This was apparently untypical; but then so was the team, being for the most part older than the average, and more determined on adventure. Two were already at university and the rest had just finished A-levels. Generally World Challenge works with groups of 16 and 17-year-olds.
Some of our group had never flown before, but none had problems adjusting to the strange conditions. In fact they could probably have coped with a more relaxed regime than the one imposed by World Challenge. The self-consciously democratic team structure meant that different posts, "assistant supplies" for example, were rotated on a daily basis.
We had a new leader every morning, which may have been a good thing. And a newly baffled accountant, which was certainly a bad thing. Every evening we sat in a circle outside the tents for an organised "debrief". Fortunately, we defied the temptation to talk aimlessly at length.
There were only a few problems. The lack of good Spanish or a properly organised project probably made it hard to meet Venezuelans, which was a shame. More troublesome was the wide difference in fitness between the majority, and one or two others. Most of the team, the boys in particular, were serious sportsmen andor experienced walkers. Some had taken part in the 50-mile Ten Tors slog across Dartmoor organised by the army. Four or five were keen to join the forces. But there were others who found the walking tough, particularly when loaded up with the mountainous rucksacks (20 kilos-plus). Correctly, they stayed at the head of each trek. But walking at someone else's halting pace, with constant stops and starts, is exhausting and very probably a factor in the altitude sickness.

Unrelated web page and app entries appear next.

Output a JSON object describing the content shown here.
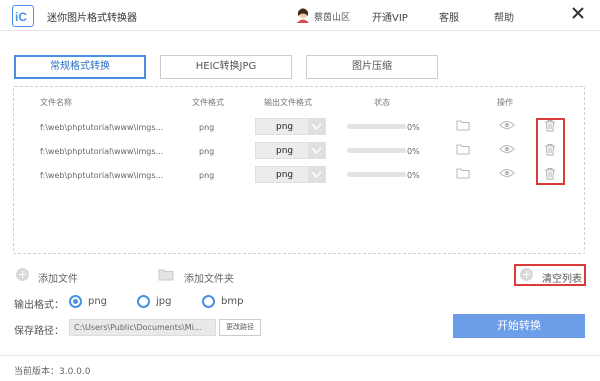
{
  "app": {
    "title": "迷你图片格式转换器",
    "logo_text": "iC",
    "username": "蔡茵山区",
    "nav": {
      "vip": "开通VIP",
      "service": "客服",
      "help": "帮助"
    }
  },
  "tabs": [
    {
      "label": "常规格式转换",
      "active": true
    },
    {
      "label": "HEIC转换JPG",
      "active": false
    },
    {
      "label": "图片压缩",
      "active": false
    }
  ],
  "table": {
    "headers": {
      "name": "文件名称",
      "format": "文件格式",
      "output": "输出文件格式",
      "status": "状态",
      "actions": "操作"
    },
    "rows": [
      {
        "name": "f:\\web\\phptutorial\\www\\imgs...",
        "format": "png",
        "output": "png",
        "progress": 0,
        "pct": "0%"
      },
      {
        "name": "f:\\web\\phptutorial\\www\\imgs...",
        "format": "png",
        "output": "png",
        "progress": 0,
        "pct": "0%"
      },
      {
        "name": "f:\\web\\phptutorial\\www\\imgs...",
        "format": "png",
        "output": "png",
        "progress": 0,
        "pct": "0%"
      }
    ]
  },
  "actions": {
    "add_file": "添加文件",
    "add_folder": "添加文件夹",
    "clear_list": "清空列表"
  },
  "output": {
    "label": "输出格式：",
    "options": [
      "png",
      "jpg",
      "bmp"
    ],
    "selected": "png"
  },
  "save": {
    "label": "保存路径：",
    "path": "C:\\Users\\Public\\Documents\\Mi...",
    "change_label": "更改路径"
  },
  "start_label": "开始转换",
  "version": "当前版本：3.0.0.0",
  "colors": {
    "accent": "#4a90e2",
    "highlight": "#d93b3b",
    "start_button": "#6b9de8"
  }
}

Many on the team thought that better training in England would have helped; no one had anticipated how heavy the packs would feel, or the heat of the sun. But a disparity in fitness levels is a common problem on these trips. The fact is that, at Pounds 2,200 a shot, the group members are self-selecting. It is difficult to exclude anyone prepared to make 18 months of solid commitment and willing to raise the cash through countless evenings' working at Tesco's.
Working predominantly with schools, World Challenge is keen to emphasise the educational benefits of its trips. Like the rather more rugged Operation Raleigh - for real adventure nuts - it has quite a military influence: the founder and many of the staff come from a services background. And, also like Raleigh, it believes not only that travel broadens the mind but that large doses of physical exertion mixed with team work make for a better brand of youth.
They may be right. Certainly the participants from this World Challenge trip came back happy and confident, with a sense of independence - and a finer understanding of the workings of the human bowel.
Nicholas Pyke was a guest of World Challenge Expeditions. The standard school-based expedition is for 16 to 18-year-olds, but the company also runs: "First Challenge" (shorter trips for students aged 14-16); "Ultimate Challenge" (allowing individuals from different parts of the country to get together); and "Gap Challenge" (offering three to six-month work placements for older students abroad). Tel: 0181 961 1122